Lexus will show a radical new concept next month, which previews a ‘next-generation’ electric car it will launch in 2026.
Said to “revolutionise the modular structure of the vehicle body, drastically change the production method, and completely revamp the software platform”, the new car will serve as a statement of intent for the Japanese luxury brand as it pushes forward with a plan to electrify its entire line-up by 2035.
It is expected to be conceived along the lines of the recently revealed BMW Neue Klasse, Mercedes Concept CLA and Vauxhall Experimental show cars as an all-encompassing vision of the design cues, technological upgrades and performance potential that will distinguish the marque’s upcoming EVs from its current line-up.
Previewed as part of a recent Lexus Showcase event in Japan, the concept looks to be a dramatic, low-slung EV, possibly derived from the rakish saloon concept the firm showed briefly in late 2021. If it adopts a similar five-door fastback silhouette, it will serve as a natural rival to the likes of the BMW i4 and Hyundai Ioniq 6.
Lexus has given no further details of the concept – or the production car it previews – but parent company Toyota revealed last week that it will also begin launching a new family of electric cars, touting drastic improvements in range and price compared with the marque’s current EVs.
The headline upgrade for the Japanese firm’s new family of EVs – set to be shared with their Lexus counterparts – is a new type of lithium ion battery that claims a range of 497 miles from a single charge.
The new, more efficient chemistry allows for slimmer battery packs, which facilitates lower-slung and more aerodynamically optimised car designs with roomier interiors – features that could reasonably be expected to define the new Lexus concept.
The new lithium ion battery chemistry will eventually be offered alongside a ‘High Performance’ solid-state battery option that boosts range to 621 miles, Toyota claims.
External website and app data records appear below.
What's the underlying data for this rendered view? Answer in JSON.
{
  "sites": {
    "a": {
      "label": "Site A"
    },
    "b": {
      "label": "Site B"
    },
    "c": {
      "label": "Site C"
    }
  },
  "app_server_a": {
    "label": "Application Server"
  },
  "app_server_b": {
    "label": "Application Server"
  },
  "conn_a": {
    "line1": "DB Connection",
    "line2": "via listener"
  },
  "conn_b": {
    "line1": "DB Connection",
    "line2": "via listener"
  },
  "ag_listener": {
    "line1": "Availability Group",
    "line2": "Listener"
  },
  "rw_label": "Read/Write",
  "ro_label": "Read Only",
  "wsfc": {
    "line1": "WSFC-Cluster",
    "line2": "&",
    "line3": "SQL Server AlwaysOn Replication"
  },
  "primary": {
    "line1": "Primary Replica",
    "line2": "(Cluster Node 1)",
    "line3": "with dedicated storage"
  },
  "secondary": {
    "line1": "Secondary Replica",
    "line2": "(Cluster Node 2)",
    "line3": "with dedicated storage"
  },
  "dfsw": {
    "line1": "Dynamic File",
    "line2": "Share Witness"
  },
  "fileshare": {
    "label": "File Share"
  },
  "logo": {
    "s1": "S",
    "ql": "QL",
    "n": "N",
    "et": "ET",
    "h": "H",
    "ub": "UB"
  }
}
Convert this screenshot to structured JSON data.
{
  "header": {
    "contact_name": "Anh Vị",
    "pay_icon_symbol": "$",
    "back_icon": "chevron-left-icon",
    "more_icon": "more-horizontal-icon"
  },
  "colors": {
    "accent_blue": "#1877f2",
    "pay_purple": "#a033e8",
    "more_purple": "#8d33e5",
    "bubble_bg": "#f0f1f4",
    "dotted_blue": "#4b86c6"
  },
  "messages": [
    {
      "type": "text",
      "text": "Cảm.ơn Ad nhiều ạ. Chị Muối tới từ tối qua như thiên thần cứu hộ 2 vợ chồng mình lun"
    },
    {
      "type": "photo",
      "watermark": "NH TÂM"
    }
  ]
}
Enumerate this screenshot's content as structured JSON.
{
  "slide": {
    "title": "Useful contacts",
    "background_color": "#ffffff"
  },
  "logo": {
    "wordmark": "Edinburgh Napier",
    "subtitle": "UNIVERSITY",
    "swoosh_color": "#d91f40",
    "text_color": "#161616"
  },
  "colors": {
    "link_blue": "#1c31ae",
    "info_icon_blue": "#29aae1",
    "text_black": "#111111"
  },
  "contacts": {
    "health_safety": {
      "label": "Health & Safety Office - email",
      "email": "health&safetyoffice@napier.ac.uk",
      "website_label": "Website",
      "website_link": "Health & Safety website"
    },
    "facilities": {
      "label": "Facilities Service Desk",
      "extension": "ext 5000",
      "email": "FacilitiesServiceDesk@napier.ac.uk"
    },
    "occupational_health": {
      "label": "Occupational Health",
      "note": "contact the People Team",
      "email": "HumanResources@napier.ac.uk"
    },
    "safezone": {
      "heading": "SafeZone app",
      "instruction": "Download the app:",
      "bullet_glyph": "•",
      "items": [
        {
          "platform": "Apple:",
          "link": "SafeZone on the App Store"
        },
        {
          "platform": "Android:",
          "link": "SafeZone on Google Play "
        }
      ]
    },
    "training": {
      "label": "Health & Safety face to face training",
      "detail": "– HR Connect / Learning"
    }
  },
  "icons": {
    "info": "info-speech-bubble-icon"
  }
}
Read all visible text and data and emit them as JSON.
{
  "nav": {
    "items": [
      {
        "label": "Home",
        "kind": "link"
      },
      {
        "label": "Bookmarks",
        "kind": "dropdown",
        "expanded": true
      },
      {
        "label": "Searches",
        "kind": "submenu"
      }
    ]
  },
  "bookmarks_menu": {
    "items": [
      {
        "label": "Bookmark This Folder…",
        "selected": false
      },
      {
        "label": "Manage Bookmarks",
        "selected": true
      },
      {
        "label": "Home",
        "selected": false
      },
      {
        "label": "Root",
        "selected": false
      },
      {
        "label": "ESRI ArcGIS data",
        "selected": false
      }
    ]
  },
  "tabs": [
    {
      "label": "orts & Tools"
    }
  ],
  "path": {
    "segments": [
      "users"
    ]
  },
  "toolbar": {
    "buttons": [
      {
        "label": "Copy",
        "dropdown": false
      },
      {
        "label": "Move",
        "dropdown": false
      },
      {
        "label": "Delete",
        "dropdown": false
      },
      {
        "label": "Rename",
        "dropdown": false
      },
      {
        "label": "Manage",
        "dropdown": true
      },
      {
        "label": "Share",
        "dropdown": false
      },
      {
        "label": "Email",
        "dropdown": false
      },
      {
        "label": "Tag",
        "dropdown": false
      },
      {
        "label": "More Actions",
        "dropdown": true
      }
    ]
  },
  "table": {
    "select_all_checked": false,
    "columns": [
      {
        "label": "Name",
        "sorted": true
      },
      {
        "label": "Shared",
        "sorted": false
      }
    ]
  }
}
Lexus has not yet expressed an ambition to match that figure with a production car but has suggested it will use solid-state technology for the production version of its Electrified Sport supercar concept.